He turned and saw the two angels Vasily had grabbed scrambling away, badly bloodied, while the one on the ground dragged himself across the street with one arm at an alarming angle, howling like a child. Two others that had been behind him, and the first one Belphagor had punched, who now stood on the top step, wisely took off running, shouting racial slurs over their shoulders in cowardice.

Belphagor wiped his fist across his bloody lip and met Vasily’s eyes. Flame sparked dangerously in them.

Sukin syn,” Vasily snarled. This was not the Russian Belphagor had taught him. “You think you own me, you son of a bitch? You think you can just march up and mark your property the moment someone else takes a fancy to me?”

Belphagor’s stance was casual, but the set of his jaw was hard. “I told you.” He spoke calmly. Dangerously. “Angels are not to touch you.” Vasily had just dispatched a handful of angels in seconds, the same angels who’d been beating the snot out of Belphagor a moment before, yet his angry expression was now tinged with fear. Knowing he could strike that fear into Vasily despite his superior physical strength made Belphagor hungry to make good on the unspoken promise. “Did I not make myself clear, malchik?”

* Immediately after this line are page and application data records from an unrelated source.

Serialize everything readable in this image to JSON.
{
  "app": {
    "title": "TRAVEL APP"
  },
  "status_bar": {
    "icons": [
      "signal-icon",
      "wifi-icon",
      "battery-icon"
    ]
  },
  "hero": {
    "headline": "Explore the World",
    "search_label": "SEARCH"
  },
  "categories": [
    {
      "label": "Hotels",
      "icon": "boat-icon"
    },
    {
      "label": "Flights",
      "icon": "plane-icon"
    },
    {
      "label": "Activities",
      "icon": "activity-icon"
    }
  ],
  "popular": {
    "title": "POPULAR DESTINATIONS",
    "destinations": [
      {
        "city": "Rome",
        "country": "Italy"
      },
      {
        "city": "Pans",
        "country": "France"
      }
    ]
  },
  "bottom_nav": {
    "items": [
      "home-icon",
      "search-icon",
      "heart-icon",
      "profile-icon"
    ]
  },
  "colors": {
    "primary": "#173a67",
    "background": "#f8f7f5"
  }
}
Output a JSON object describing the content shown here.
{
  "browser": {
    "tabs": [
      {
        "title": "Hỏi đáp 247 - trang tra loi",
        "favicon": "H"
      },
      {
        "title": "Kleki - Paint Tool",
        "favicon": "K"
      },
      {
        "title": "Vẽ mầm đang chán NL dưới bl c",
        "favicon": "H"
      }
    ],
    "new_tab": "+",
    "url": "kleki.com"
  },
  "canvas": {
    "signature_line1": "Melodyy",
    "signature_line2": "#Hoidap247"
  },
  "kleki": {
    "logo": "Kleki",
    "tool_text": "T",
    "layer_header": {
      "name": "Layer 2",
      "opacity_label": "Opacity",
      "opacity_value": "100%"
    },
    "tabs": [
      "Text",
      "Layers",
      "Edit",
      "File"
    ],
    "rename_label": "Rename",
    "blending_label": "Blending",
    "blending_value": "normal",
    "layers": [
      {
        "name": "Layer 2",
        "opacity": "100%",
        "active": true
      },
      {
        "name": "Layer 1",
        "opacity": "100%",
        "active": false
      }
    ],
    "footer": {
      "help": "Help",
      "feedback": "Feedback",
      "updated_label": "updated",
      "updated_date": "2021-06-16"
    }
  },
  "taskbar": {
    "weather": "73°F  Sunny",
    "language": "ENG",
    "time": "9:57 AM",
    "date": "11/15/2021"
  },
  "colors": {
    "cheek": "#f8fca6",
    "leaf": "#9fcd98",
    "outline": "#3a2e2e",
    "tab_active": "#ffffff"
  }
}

“No—I mean, yes, you—” Vasily stopped and swallowed nervously, clearly trying to pull his defiance back on. “Why?”


Copyright 2013 Jane Kindred